1966 saw the release of the television series Historias para no dormir (Tales to Keep You Awake), from Uruguayan-born Narciso Ibáñez Serrador. Similar to series like The Outer Limits and The Twilight Zone, Serrador’s episodic show adapted stories from writers like Ray Bradbury, Henry James, Edgar Allan Poe, and many others! From ‘66 to ‘68, he sent shockwaves throughout Spain! The release of his first horror film, La Residencia (1969) is what catapulted the horror genre in Spain. It was the first commercial horror film to come out of Spain, intentionally made to break through the international market. It also was the first Spanish film produced with English dialogue. Even more, it’s one of the earliest examples of a proto-slasher!
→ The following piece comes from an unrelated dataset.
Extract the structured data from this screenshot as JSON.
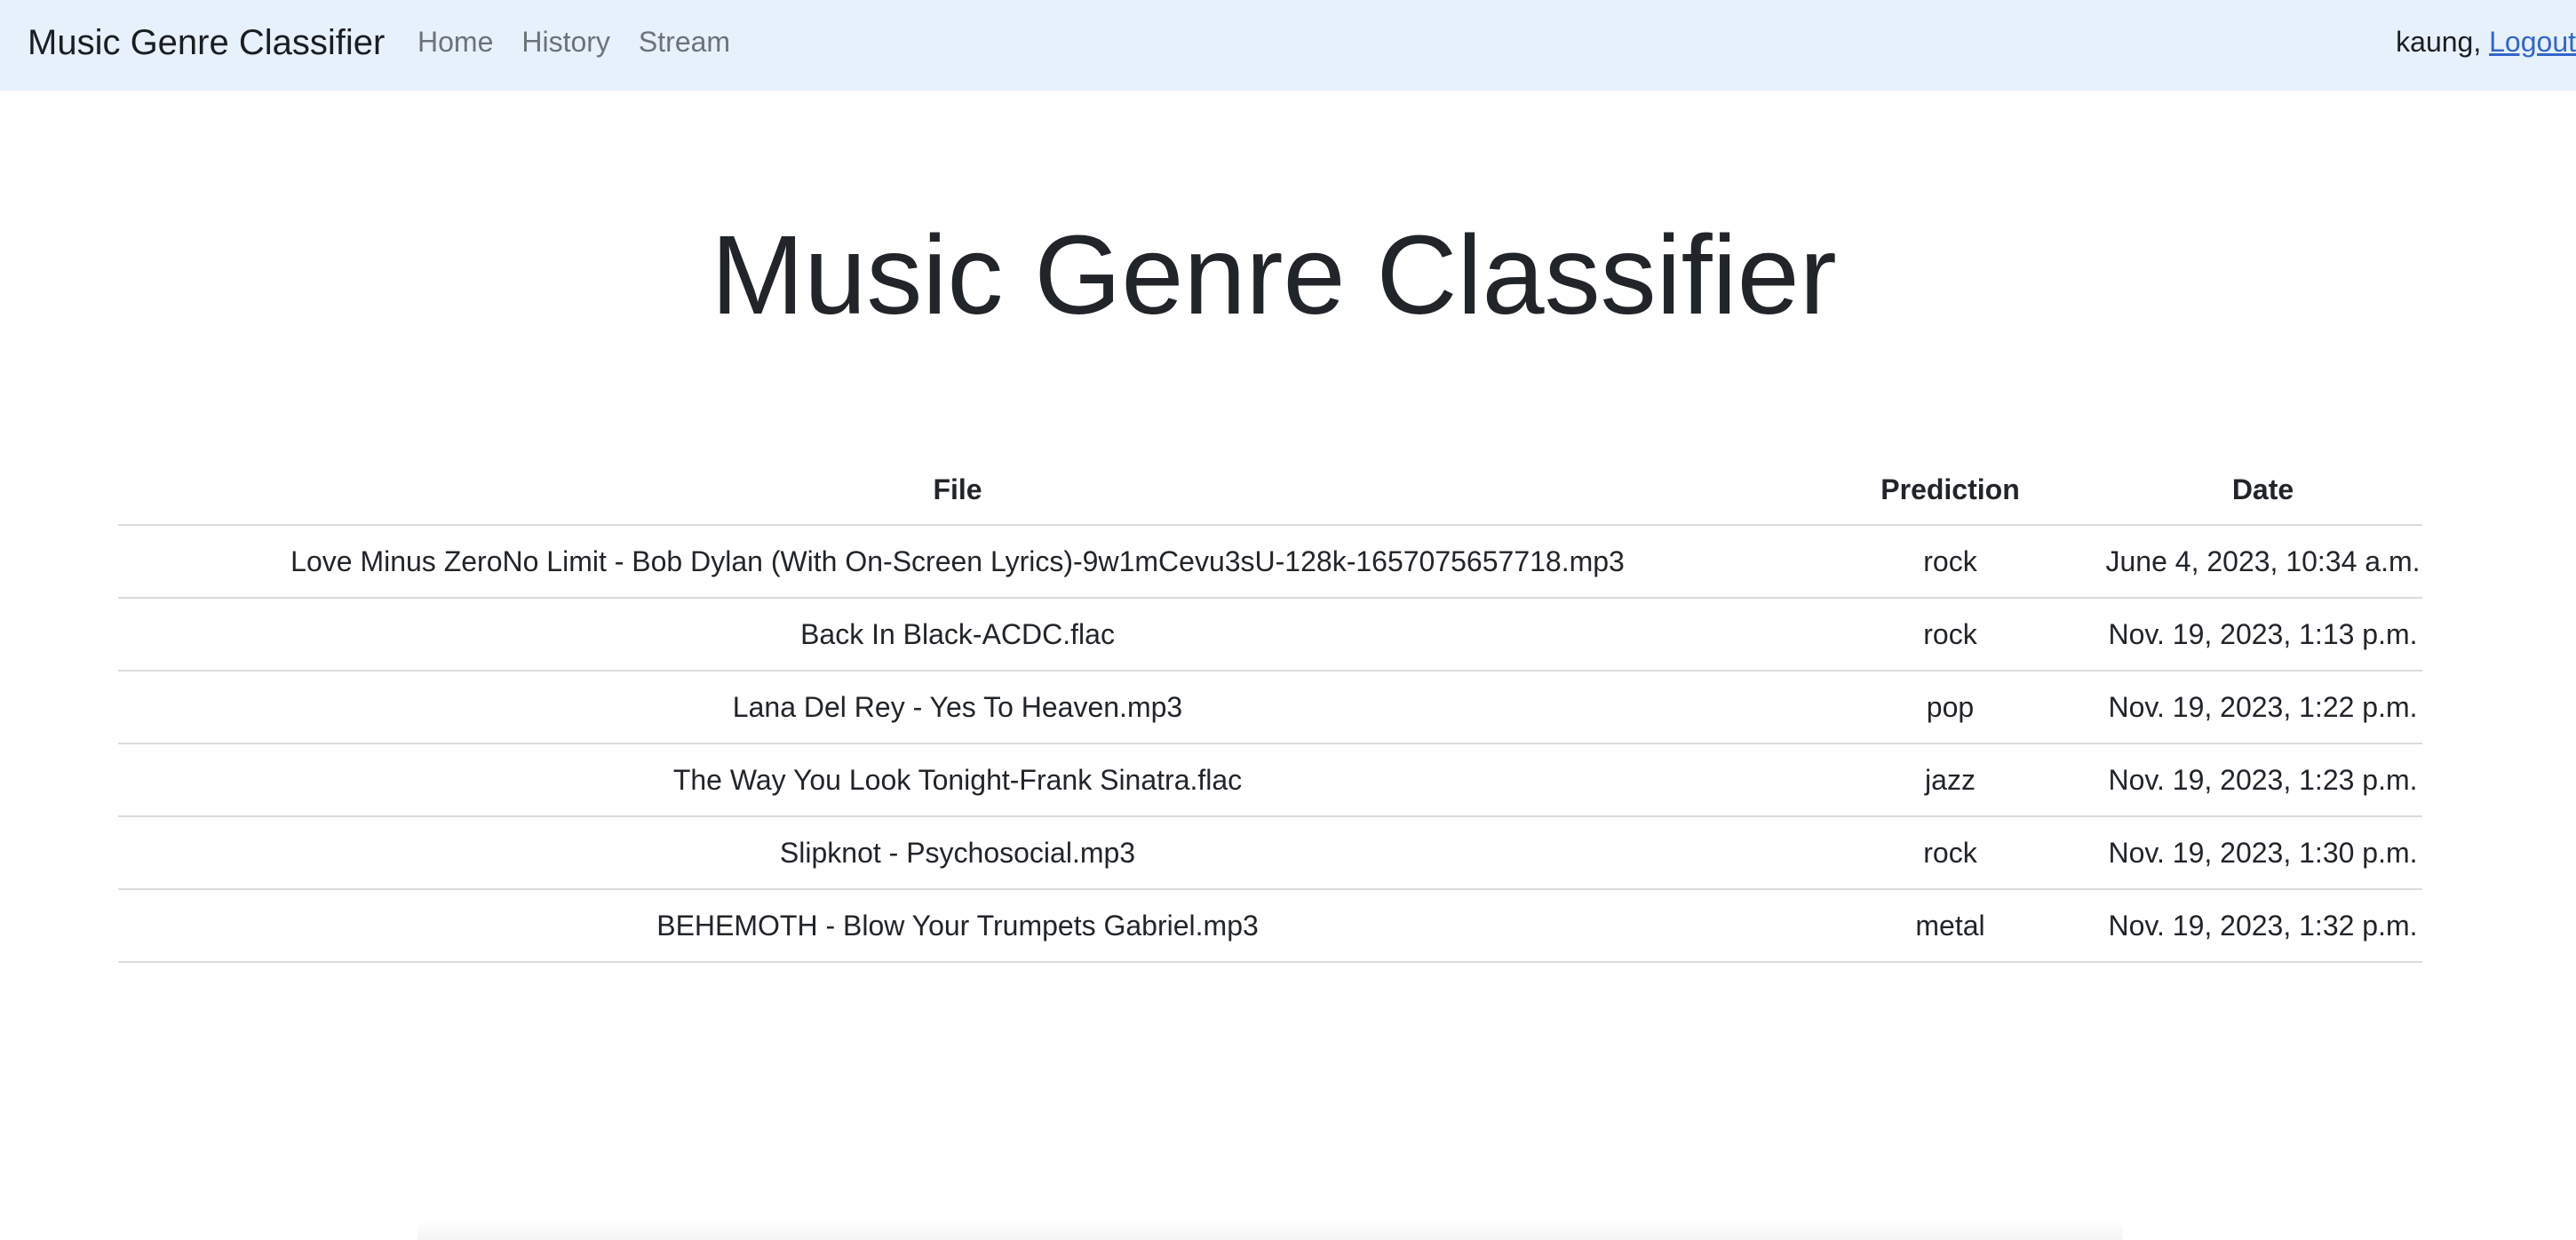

It featured both English and Spanish actors/actresses and was a box office hit. It was the highest-grossing film in Spain at the time. The film would pave the way for a multitude of horror films over the following years. Directors like Amando de Ossorio, Pedro Olea, Jorge Grau, Eloy de la Iglesia, Raúl Artigot, and others would leave their mark on Spanish horror. Some of these filmmakers put out multiple films, while others only one or two. Over the following months, we will take a deeper look into these directors and their films, exploring their impact on the genre, and discussing the themes and symbolism, along with the socio-cultural and political commentary found in those films. Stay tuned!